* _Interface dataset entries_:
▼▼▼

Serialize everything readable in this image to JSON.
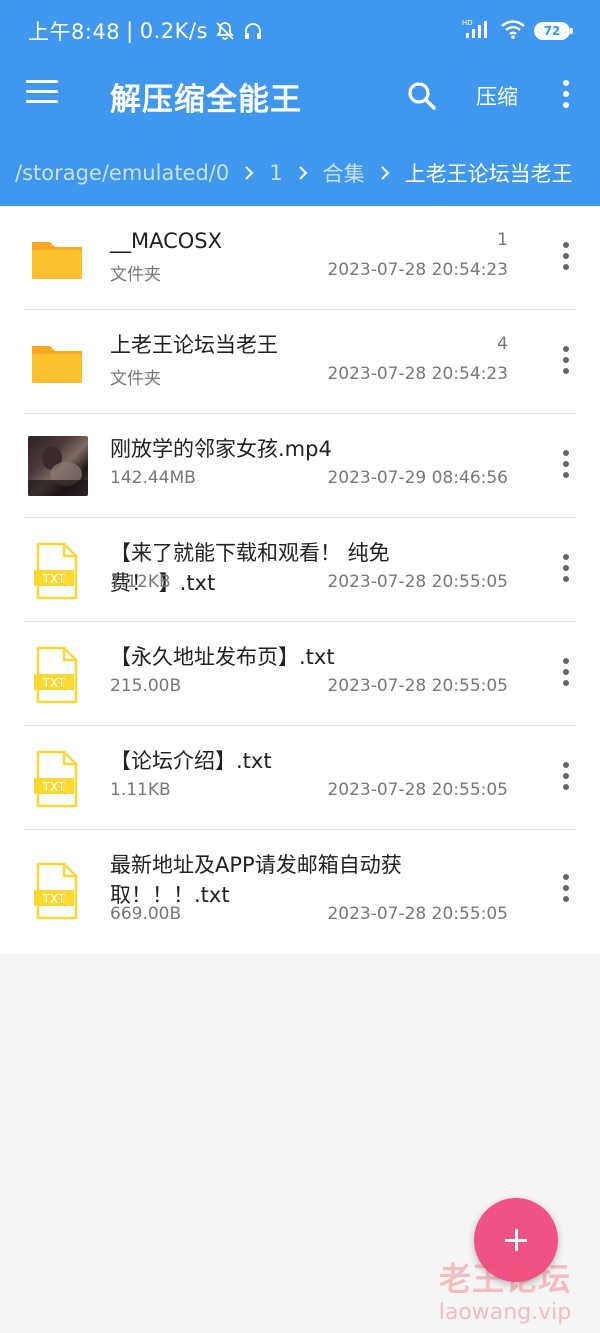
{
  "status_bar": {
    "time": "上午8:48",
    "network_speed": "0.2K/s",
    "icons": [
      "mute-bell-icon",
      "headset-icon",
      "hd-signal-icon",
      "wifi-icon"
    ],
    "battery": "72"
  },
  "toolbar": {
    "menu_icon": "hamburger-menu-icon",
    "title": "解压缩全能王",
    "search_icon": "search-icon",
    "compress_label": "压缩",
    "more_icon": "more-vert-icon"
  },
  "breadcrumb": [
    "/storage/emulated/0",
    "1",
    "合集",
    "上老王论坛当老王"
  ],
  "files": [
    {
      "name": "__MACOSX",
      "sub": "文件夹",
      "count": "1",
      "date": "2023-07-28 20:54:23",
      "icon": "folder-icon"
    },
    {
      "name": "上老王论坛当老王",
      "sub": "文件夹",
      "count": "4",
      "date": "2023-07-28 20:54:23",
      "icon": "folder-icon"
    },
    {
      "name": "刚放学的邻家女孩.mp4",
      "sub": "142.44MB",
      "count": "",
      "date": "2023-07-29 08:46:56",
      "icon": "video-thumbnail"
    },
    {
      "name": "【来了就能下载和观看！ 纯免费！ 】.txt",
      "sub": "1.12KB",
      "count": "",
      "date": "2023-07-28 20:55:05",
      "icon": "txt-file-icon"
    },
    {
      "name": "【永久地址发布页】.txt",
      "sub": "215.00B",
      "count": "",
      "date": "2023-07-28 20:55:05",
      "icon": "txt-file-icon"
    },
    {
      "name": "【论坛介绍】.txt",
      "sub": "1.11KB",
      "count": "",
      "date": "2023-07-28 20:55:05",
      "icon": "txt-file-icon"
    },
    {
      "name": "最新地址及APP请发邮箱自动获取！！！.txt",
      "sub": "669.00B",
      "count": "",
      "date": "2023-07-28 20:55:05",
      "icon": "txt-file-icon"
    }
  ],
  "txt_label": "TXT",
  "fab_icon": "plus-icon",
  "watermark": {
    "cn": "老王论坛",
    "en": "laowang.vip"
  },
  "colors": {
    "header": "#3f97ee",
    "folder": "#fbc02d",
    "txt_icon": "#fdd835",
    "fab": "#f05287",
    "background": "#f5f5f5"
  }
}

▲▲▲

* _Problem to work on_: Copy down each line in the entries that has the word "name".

* _Reply_:
      "name": "__MACOSX",
      "name": "上老王论坛当老王",
      "name": "刚放学的邻家女孩.mp4",
      "name": "【来了就能下载和观看！ 纯免费！ 】.txt",
      "name": "【永久地址发布页】.txt",
      "name": "【论坛介绍】.txt",
      "name": "最新地址及APP请发邮箱自动获取！！！.txt",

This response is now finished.